Exercise instructions: The expected response is a copy of every line in the entries below that includes the word "выжить".

App and web page records:

┌──

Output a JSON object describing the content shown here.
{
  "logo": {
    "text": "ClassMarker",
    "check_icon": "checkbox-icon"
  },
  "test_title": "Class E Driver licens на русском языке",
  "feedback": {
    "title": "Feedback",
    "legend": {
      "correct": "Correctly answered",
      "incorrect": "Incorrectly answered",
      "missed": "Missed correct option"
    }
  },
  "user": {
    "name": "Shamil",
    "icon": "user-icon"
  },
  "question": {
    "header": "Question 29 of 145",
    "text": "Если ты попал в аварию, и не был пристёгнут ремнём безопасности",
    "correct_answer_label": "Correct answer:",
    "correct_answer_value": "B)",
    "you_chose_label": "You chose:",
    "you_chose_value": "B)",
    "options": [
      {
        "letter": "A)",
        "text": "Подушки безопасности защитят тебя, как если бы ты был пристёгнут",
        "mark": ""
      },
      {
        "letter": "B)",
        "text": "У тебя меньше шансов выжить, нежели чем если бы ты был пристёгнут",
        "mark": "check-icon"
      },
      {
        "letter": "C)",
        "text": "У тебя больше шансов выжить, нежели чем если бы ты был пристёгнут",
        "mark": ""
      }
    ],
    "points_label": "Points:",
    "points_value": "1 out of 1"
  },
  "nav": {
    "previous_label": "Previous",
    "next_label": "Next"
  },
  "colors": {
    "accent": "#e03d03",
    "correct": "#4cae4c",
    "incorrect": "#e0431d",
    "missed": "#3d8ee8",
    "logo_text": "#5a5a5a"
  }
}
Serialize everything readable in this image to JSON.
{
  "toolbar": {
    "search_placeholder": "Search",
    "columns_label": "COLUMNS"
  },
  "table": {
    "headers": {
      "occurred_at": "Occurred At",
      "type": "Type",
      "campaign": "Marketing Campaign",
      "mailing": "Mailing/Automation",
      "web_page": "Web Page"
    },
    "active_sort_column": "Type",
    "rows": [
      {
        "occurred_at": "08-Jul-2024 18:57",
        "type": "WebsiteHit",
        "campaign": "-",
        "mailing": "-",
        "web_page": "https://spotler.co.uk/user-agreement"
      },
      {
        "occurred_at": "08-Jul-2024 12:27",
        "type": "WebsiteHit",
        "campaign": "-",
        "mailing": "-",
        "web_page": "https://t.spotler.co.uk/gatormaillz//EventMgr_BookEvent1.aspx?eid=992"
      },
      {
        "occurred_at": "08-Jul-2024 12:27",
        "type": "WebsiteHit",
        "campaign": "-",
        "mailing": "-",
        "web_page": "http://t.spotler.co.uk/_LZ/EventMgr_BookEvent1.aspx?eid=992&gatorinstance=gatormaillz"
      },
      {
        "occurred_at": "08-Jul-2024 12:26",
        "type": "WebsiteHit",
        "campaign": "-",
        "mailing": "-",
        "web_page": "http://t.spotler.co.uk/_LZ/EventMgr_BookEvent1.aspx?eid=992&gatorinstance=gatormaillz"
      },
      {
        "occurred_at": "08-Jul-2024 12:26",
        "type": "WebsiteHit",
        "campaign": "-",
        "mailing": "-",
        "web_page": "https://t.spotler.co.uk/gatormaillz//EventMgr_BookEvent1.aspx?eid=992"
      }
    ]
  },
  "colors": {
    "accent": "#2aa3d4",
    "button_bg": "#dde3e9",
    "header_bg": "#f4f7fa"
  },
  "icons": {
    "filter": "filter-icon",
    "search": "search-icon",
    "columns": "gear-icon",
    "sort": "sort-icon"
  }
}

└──

Task answer:
        "text": "У тебя меньше шансов выжить, нежели чем если бы ты был пристёгнут",
        "text": "У тебя больше шансов выжить, нежели чем если бы ты был пристёгнут",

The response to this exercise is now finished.